a. gender relations (relationship between men and women and how characterized in local cultural terms)
b. kin and non-kin
i. is the culture organized in kin terms?
ii. relationships between kin and non-kin (both within the society and with other groups)
3. Life cycle: list the stage and describe the expected behavior and associated ceremonies, if any.
f. old age
4. Kinds of groups and what they do
a. kin groups
B. Religion and worldview
1. Nature of the universe and how it operates
2. People’s place in the universe
a. division of religious labor
i. who are the religious practitioners (from A2 kinds of people)
how is each one recruited?
what does each one do?
ii. what religious role do the non-experts play?
IV Living in the World
A. Where do people live
1. Location of culture
3. Setting, e.g. rainforest, mountain valleys, etc.
B. Settlement and population
1. Kinds of settlements e.g. camps, permanent villages, cities
2. Settlement layout, sketch a map if possible, identifying houses, community structures, ritual structures, etc.
3. Kinds of houses
a. whole group, if available
b. particular group studied
C. Economics or how people make their livings.
Note: making a living is more than earning money, it includes producing goods for the household to consume or exchange.
1. Ways people make their livings. This can include farming, gardening, hunting, fishing, pastoralism. What crops do they grow; what do they hunt, gather; what kinds of animals do they raise?
2. Resources needed to make a living. E.g. land, labor, tools, animals.
a. for each resource, how do people gain access to it. E.g., if the group are farmers, how do they gain access to land? From inheritance, renting, clearing new lands, etc. For labor, use their own labor, hire others, work as hired laborers?
3. How are products distributed or who gets what and why.
a. system of exchange. E.g. market, generalized reciprocity, barter, redistribution
b. how are these exchanges organized. E.g. within household, kin groups, communities, etc.
c. who is in charge of these exchanges?
d. are there competitive exchanges (like in movie Onka’s Big Moka?)
i. what are the units that participate in these competitive exchanges?
1. Political structure (egalitarian, ranked, state?)
2. Kinds of political leaders
a. kinds of leaders. E.g. chiefs, headmen, religious experts, elected leaders
b. what kinds of things can leaders do? E.g. order people to work for them, put people in jail, collect taxes, etc.

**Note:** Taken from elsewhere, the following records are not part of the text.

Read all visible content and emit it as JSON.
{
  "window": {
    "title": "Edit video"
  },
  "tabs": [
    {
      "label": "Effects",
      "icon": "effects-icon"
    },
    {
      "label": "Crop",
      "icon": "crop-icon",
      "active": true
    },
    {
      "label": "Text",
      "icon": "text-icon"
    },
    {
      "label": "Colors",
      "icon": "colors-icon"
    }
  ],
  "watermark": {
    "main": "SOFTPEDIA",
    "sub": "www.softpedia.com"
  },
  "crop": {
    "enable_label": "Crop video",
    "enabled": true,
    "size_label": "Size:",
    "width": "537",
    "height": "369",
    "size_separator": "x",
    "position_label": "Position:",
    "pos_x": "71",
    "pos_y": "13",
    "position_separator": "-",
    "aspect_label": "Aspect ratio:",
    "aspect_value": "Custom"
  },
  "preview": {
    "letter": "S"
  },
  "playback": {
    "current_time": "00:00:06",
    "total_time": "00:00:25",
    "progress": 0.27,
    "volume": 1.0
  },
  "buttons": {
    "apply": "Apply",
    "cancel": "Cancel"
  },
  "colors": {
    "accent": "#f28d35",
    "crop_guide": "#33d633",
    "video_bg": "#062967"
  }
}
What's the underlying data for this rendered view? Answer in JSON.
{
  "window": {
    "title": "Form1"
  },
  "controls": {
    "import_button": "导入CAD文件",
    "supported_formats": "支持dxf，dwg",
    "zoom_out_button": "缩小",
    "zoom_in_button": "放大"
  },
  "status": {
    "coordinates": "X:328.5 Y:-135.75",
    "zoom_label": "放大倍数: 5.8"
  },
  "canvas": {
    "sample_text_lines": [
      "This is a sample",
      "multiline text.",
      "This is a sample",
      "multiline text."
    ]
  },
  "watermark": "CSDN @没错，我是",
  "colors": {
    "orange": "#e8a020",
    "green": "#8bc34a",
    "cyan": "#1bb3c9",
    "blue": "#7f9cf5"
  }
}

c. is the leader always a leader or does s/he only lead in a particular context. E.g. war chiefs who were only in charge during a battle, religious experts only during a ceremony (like in the movie Feast in Dream Village), etc.
d. how do people become leaders? E.g. elected, inherited because 1st born or last born, etc.
a. causes of disputes
b. how are disputes resolved
i. who has authority to resolve disputes, if anyone
ii. how are they resolved? E.g. fines, someone moving away, jail, etc.
4. Relationships between groups or foreign policy
a. sorts of political groups. E.g. villages, tribes, states, autonomous bands, etc.
b. what are the relationships between groups? E.g. trade, marriage, warfare, ritual, etc.
c. who is in charge of these relationships?
d. frequency of these interactions.
E. Process and change
1. sources of change. E.g. outside contact, warfare
a. forced change from government or other sources
b. people involved in change
2. kinds of change
i. in ways people make their livings
ii. in how goods are distributed
i. in political leadership
ii. in relationship with other groups
3. consequences of change